Your task → Retype the entries word for word, leaving nothing out.

Records Start Marker

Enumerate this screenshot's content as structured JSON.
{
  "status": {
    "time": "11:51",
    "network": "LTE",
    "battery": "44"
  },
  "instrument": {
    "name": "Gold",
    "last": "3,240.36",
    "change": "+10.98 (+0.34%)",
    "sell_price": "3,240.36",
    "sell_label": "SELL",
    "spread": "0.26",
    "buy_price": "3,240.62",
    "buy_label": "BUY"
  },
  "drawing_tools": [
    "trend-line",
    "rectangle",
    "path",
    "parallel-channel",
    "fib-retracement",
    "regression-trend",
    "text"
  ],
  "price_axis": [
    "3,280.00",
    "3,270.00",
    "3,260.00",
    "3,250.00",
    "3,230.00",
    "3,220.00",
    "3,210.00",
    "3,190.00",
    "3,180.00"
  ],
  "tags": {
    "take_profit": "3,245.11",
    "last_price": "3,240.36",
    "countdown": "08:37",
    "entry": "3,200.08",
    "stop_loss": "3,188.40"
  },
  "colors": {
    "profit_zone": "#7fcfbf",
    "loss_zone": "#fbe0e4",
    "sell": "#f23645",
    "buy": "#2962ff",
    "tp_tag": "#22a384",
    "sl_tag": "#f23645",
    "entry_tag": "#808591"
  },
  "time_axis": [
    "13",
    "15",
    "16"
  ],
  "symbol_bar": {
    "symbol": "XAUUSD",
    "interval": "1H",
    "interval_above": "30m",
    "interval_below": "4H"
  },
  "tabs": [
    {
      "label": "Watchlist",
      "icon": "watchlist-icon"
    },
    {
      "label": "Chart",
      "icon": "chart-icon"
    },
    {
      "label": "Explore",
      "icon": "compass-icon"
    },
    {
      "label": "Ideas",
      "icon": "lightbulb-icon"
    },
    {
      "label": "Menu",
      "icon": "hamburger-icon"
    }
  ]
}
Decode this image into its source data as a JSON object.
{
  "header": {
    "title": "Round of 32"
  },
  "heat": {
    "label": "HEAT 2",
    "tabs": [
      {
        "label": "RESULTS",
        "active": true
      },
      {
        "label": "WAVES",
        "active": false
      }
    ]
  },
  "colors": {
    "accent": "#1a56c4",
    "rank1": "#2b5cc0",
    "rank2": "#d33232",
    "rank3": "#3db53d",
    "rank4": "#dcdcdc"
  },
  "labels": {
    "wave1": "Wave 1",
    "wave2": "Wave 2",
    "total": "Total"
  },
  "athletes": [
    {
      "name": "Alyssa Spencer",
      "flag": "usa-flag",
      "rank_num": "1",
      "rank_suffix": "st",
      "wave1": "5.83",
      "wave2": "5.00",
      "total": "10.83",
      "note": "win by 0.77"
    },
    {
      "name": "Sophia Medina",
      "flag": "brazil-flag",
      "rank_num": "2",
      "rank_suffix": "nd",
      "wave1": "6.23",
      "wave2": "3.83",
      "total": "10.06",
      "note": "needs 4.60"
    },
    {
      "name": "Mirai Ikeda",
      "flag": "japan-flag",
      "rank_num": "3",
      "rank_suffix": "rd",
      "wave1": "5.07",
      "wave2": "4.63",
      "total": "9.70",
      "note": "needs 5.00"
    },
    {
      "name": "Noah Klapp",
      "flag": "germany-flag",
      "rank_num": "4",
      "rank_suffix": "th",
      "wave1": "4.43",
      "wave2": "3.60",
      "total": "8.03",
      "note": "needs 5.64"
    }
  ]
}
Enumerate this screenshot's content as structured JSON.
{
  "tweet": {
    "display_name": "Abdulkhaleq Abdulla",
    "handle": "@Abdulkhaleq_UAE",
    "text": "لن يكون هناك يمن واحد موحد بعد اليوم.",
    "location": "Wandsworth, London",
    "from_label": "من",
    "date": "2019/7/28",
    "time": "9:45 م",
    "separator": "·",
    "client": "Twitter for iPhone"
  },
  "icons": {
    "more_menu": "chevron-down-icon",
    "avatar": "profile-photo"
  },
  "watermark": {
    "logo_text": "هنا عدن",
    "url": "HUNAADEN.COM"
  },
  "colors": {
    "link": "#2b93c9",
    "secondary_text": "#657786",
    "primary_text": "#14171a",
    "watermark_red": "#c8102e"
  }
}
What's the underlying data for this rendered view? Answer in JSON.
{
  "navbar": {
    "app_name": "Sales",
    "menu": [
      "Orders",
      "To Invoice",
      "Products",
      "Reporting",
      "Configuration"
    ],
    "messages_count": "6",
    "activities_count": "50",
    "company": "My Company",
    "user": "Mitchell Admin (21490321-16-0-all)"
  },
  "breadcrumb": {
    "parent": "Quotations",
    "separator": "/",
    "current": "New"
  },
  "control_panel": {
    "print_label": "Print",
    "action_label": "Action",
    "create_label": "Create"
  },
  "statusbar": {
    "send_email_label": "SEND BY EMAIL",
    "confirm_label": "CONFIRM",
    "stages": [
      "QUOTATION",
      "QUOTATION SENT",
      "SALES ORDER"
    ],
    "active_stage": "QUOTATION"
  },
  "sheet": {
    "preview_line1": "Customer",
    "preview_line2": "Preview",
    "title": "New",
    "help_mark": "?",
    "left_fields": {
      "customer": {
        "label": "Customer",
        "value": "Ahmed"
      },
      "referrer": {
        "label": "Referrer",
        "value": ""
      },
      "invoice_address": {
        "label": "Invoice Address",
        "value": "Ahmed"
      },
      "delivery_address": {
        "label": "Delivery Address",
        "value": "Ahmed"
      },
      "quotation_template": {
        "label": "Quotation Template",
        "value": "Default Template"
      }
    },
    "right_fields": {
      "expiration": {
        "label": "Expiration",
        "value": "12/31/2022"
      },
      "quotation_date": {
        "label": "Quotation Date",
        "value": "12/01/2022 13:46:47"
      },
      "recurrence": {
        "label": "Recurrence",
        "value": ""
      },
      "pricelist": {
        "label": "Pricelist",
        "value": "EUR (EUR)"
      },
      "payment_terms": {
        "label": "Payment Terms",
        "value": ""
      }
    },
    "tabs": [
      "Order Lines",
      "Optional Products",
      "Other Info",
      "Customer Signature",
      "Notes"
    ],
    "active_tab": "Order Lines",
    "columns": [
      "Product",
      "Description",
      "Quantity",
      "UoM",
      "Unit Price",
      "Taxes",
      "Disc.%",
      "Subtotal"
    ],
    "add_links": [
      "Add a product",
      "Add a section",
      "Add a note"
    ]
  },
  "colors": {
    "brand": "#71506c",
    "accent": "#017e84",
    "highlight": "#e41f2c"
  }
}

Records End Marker

Answer to the exercise →
Enumerate this screenshot's content as structured JSON.
{
  "status": {
    "time": "11:51",
    "network": "LTE",
    "battery": "44"
  },
  "instrument": {
    "name": "Gold",
    "last": "3,240.36",
    "change": "+10.98 (+0.34%)",
    "sell_price": "3,240.36",
    "sell_label": "SELL",
    "spread": "0.26",
    "buy_price": "3,240.62",
    "buy_label": "BUY"
  },
  "drawing_tools": [
    "trend-line",
    "rectangle",
    "path",
    "parallel-channel",
    "fib-retracement",
    "regression-trend",
    "text"
  ],
  "price_axis": [
    "3,280.00",
    "3,270.00",
    "3,260.00",
    "3,250.00",
    "3,230.00",
    "3,220.00",
    "3,210.00",
    "3,190.00",
    "3,180.00"
  ],
  "tags": {
    "take_profit": "3,245.11",
    "last_price": "3,240.36",
    "countdown": "08:37",
    "entry": "3,200.08",
    "stop_loss": "3,188.40"
  },
  "colors": {
    "profit_zone": "#7fcfbf",
    "loss_zone": "#fbe0e4",
    "sell": "#f23645",
    "buy": "#2962ff",
    "tp_tag": "#22a384",
    "sl_tag": "#f23645",
    "entry_tag": "#808591"
  },
  "time_axis": [
    "13",
    "15",
    "16"
  ],
  "symbol_bar": {
    "symbol": "XAUUSD",
    "interval": "1H",
    "interval_above": "30m",
    "interval_below": "4H"
  },
  "tabs": [
    {
      "label": "Watchlist",
      "icon": "watchlist-icon"
    },
    {
      "label": "Chart",
      "icon": "chart-icon"
    },
    {
      "label": "Explore",
      "icon": "compass-icon"
    },
    {
      "label": "Ideas",
      "icon": "lightbulb-icon"
    },
    {
      "label": "Menu",
      "icon": "hamburger-icon"
    }
  ]
}
Decode this image into its source data as a JSON object.
{
  "header": {
    "title": "Round of 32"
  },
  "heat": {
    "label": "HEAT 2",
    "tabs": [
      {
        "label": "RESULTS",
        "active": true
      },
      {
        "label": "WAVES",
        "active": false
      }
    ]
  },
  "colors": {
    "accent": "#1a56c4",
    "rank1": "#2b5cc0",
    "rank2": "#d33232",
    "rank3": "#3db53d",
    "rank4": "#dcdcdc"
  },
  "labels": {
    "wave1": "Wave 1",
    "wave2": "Wave 2",
    "total": "Total"
  },
  "athletes": [
    {
      "name": "Alyssa Spencer",
      "flag": "usa-flag",
      "rank_num": "1",
      "rank_suffix": "st",
      "wave1": "5.83",
      "wave2": "5.00",
      "total": "10.83",
      "note": "win by 0.77"
    },
    {
      "name": "Sophia Medina",
      "flag": "brazil-flag",
      "rank_num": "2",
      "rank_suffix": "nd",
      "wave1": "6.23",
      "wave2": "3.83",
      "total": "10.06",
      "note": "needs 4.60"
    },
    {
      "name": "Mirai Ikeda",
      "flag": "japan-flag",
      "rank_num": "3",
      "rank_suffix": "rd",
      "wave1": "5.07",
      "wave2": "4.63",
      "total": "9.70",
      "note": "needs 5.00"
    },
    {
      "name": "Noah Klapp",
      "flag": "germany-flag",
      "rank_num": "4",
      "rank_suffix": "th",
      "wave1": "4.43",
      "wave2": "3.60",
      "total": "8.03",
      "note": "needs 5.64"
    }
  ]
}
Enumerate this screenshot's content as structured JSON.
{
  "tweet": {
    "display_name": "Abdulkhaleq Abdulla",
    "handle": "@Abdulkhaleq_UAE",
    "text": "لن يكون هناك يمن واحد موحد بعد اليوم.",
    "location": "Wandsworth, London",
    "from_label": "من",
    "date": "2019/7/28",
    "time": "9:45 م",
    "separator": "·",
    "client": "Twitter for iPhone"
  },
  "icons": {
    "more_menu": "chevron-down-icon",
    "avatar": "profile-photo"
  },
  "watermark": {
    "logo_text": "هنا عدن",
    "url": "HUNAADEN.COM"
  },
  "colors": {
    "link": "#2b93c9",
    "secondary_text": "#657786",
    "primary_text": "#14171a",
    "watermark_red": "#c8102e"
  }
}
What's the underlying data for this rendered view? Answer in JSON.
{
  "navbar": {
    "app_name": "Sales",
    "menu": [
      "Orders",
      "To Invoice",
      "Products",
      "Reporting",
      "Configuration"
    ],
    "messages_count": "6",
    "activities_count": "50",
    "company": "My Company",
    "user": "Mitchell Admin (21490321-16-0-all)"
  },
  "breadcrumb": {
    "parent": "Quotations",
    "separator": "/",
    "current": "New"
  },
  "control_panel": {
    "print_label": "Print",
    "action_label": "Action",
    "create_label": "Create"
  },
  "statusbar": {
    "send_email_label": "SEND BY EMAIL",
    "confirm_label": "CONFIRM",
    "stages": [
      "QUOTATION",
      "QUOTATION SENT",
      "SALES ORDER"
    ],
    "active_stage": "QUOTATION"
  },
  "sheet": {
    "preview_line1": "Customer",
    "preview_line2": "Preview",
    "title": "New",
    "help_mark": "?",
    "left_fields": {
      "customer": {
        "label": "Customer",
        "value": "Ahmed"
      },
      "referrer": {
        "label": "Referrer",
        "value": ""
      },
      "invoice_address": {
        "label": "Invoice Address",
        "value": "Ahmed"
      },
      "delivery_address": {
        "label": "Delivery Address",
        "value": "Ahmed"
      },
      "quotation_template": {
        "label": "Quotation Template",
        "value": "Default Template"
      }
    },
    "right_fields": {
      "expiration": {
        "label": "Expiration",
        "value": "12/31/2022"
      },
      "quotation_date": {
        "label": "Quotation Date",
        "value": "12/01/2022 13:46:47"
      },
      "recurrence": {
        "label": "Recurrence",
        "value": ""
      },
      "pricelist": {
        "label": "Pricelist",
        "value": "EUR (EUR)"
      },
      "payment_terms": {
        "label": "Payment Terms",
        "value": ""
      }
    },
    "tabs": [
      "Order Lines",
      "Optional Products",
      "Other Info",
      "Customer Signature",
      "Notes"
    ],
    "active_tab": "Order Lines",
    "columns": [
      "Product",
      "Description",
      "Quantity",
      "UoM",
      "Unit Price",
      "Taxes",
      "Disc.%",
      "Subtotal"
    ],
    "add_links": [
      "Add a product",
      "Add a section",
      "Add a note"
    ]
  },
  "colors": {
    "brand": "#71506c",
    "accent": "#017e84",
    "highlight": "#e41f2c"
  }
}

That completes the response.